Why this matters: a broader pattern of behaviours

Dr Helen Young is seemingly attempting to disseminate unsubstantiated allegations and flagrant abuse within the apparatus of prestigious academic publishers which affords their work with the superficial veneer of scholarly legitimacy and ethical standards.

In the case of postmedieval, it is shameful that peer-reviewers, guest editors, past and present general editors and seemingly also the editorial manager and publisher have facilitated such abusive and unethical behaviours.

By their own admission, Professors Seaman and Farina ‘stand by’ the defamation of Dr Helen Young, falsely claiming they have had sight of evidence shared with them which they are unable to produce since it does not exist. Meanwhile, neither past nor present general editors, nor Palgrave Macmillan themselves, will recognise my complaint and requests for retraction.

As a community of scholars, we must adopt a zero-tolerance approach to these unethical and damaging behaviours and challenge those individuals, academic institutions and organisations, and also the academic publishers, who facilitate abuse and defamation.

Conclusion

I was unable to pursue this matter further in early 2021 since, from April onwards, I became involved in a redundancy process and subsequent campaigning in support of colleagues and departments under threat at other higher education institutions in the UK, including Leicester, Sheffield and Worcester. I also could not respond due to personal circumstances.

For these combined reasons, I was concerned regarding the impact of this defamation on myself, but also my family, friends, colleagues and students and thought it best to stay silent temporarily.

Only now do I have the time and fortitude to tackle this upsetting issue once again.

I fear posting this open letter risks drawing further attention to the defamation otherwise hidden in a relatively obscure academic venue. Likewise, it risks attracting more baseless online defamation from Dr Helen Young and her associates. Yet, Dr Helen Young and her editors chose to publish this to denigrate me and my work and this should not stand unopposed and without retraction.

Furthermore, Dr Helen Young’s defamation does not simply affect me; it brings the field of medieval studies, and the postmedieval journal itself, and the journal’s publisher into disrepute.

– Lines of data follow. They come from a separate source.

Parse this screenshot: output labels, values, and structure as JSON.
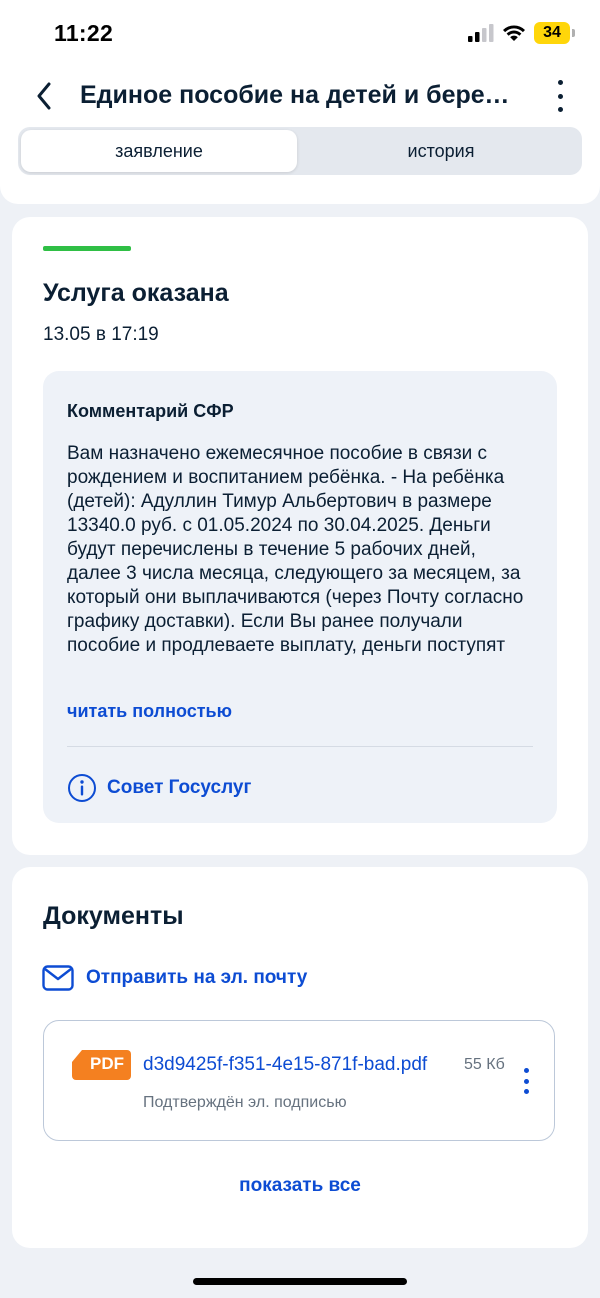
{
  "status_bar": {
    "time": "11:22",
    "battery": "34"
  },
  "header": {
    "title": "Единое пособие на детей и беременным женщинам",
    "tabs": [
      {
        "label": "заявление",
        "active": true
      },
      {
        "label": "история",
        "active": false
      }
    ]
  },
  "status_card": {
    "accent_color": "#2fbf45",
    "title": "Услуга оказана",
    "date": "13.05 в 17:19",
    "comment": {
      "title": "Комментарий СФР",
      "text": "Вам назначено ежемесячное пособие в связи с рождением и воспитанием ребёнка. - На ребёнка (детей): Адуллин Тимур Альбертович в размере 13340.0 руб. с 01.05.2024 по 30.04.2025. Деньги будут перечислены в течение 5 рабочих дней, далее 3 числа месяца, следующего за месяцем, за который они выплачиваются (через Почту согласно графику доставки). Если Вы ранее получали пособие и продлеваете выплату, деньги поступят",
      "read_more": "читать полностью",
      "tip_label": "Совет Госуслуг",
      "tip_icon": "info-icon"
    }
  },
  "documents": {
    "title": "Документы",
    "email_label": "Отправить на эл. почту",
    "email_icon": "mail-icon",
    "files": [
      {
        "type": "PDF",
        "name": "d3d9425f-f351-4e15-871f-bad.pdf",
        "size": "55 Кб",
        "subtitle": "Подтверждён эл. подписью"
      }
    ],
    "show_all": "показать все"
  },
  "colors": {
    "link": "#0d4cd3",
    "text": "#0b1f33",
    "pdf_badge": "#f48020"
  }
}
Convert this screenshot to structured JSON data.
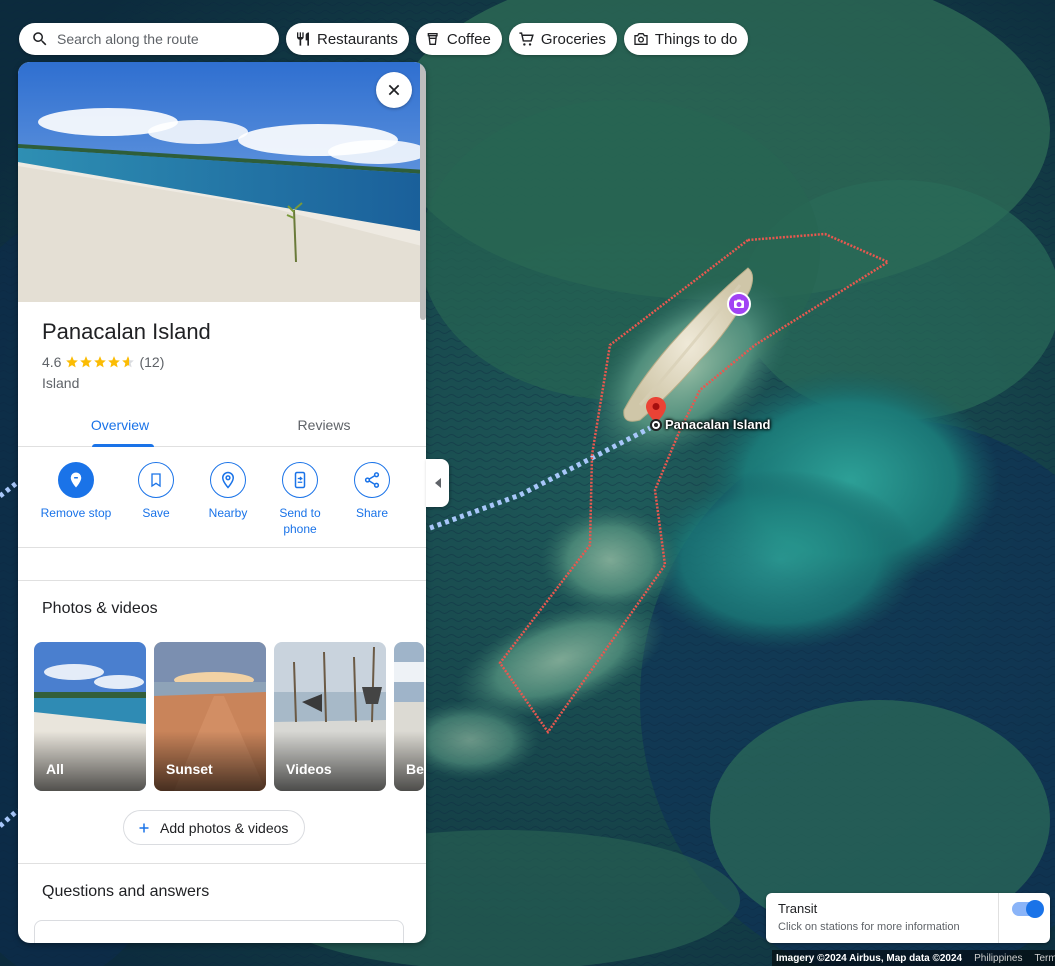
{
  "search": {
    "placeholder": "Search along the route"
  },
  "chips": [
    {
      "label": "Restaurants",
      "icon": "fork-knife-icon"
    },
    {
      "label": "Coffee",
      "icon": "coffee-icon"
    },
    {
      "label": "Groceries",
      "icon": "cart-icon"
    },
    {
      "label": "Things to do",
      "icon": "camera-icon"
    }
  ],
  "place": {
    "name": "Panacalan Island",
    "rating": "4.6",
    "stars": 4.6,
    "review_count": "(12)",
    "category": "Island"
  },
  "tabs": [
    {
      "label": "Overview",
      "active": true
    },
    {
      "label": "Reviews",
      "active": false
    }
  ],
  "actions": [
    {
      "label": "Remove stop",
      "icon": "remove-stop-icon"
    },
    {
      "label": "Save",
      "icon": "bookmark-icon"
    },
    {
      "label": "Nearby",
      "icon": "nearby-icon"
    },
    {
      "label": "Send to phone",
      "icon": "send-to-phone-icon"
    },
    {
      "label": "Share",
      "icon": "share-icon"
    }
  ],
  "photos_section": {
    "title": "Photos & videos",
    "cards": [
      "All",
      "Sunset",
      "Videos",
      "Be"
    ],
    "add_label": "Add photos & videos"
  },
  "qa_section": {
    "title": "Questions and answers"
  },
  "map": {
    "place_label": "Panacalan Island"
  },
  "transit": {
    "title": "Transit",
    "subtitle": "Click on stations for more information",
    "enabled": true
  },
  "attribution": {
    "imagery": "Imagery ©2024 Airbus, Map data ©2024",
    "region": "Philippines",
    "terms": "Terms"
  },
  "colors": {
    "accent": "#1a73e8",
    "boundary": "#e8584f",
    "route": "#a8c7fa",
    "poi_photo": "#a142f4",
    "pin": "#ea4335"
  }
}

More importantly, I’m concerned that the tactics of Dr Helen Young and their associates will be replicated to discredit, bully and silence others, including others far more vulnerable than myself. Such behaviours stifle critical thinking and debate by creating a toxic environment for students and scholars alike as well as the wider publics we hope to involve in our work. Specifically, unethical and defamatory statements of the kind made by Dr Helen Young make medieval studies increasingly distant from the diverse and inclusive field we hope it can become.

For these reasons, Dr Helen Young’s lies must not be allowed to stand.

So, having tried to unsuccessfully resolve the matter privately earlier this year, I’m going public with this unfortunate and disturbing situation.

I now require an apology from the author of the defamatory piece (Dr Helen Young), postmedieval‘s editors and editorial board, and the publisher Palgrave McMillan.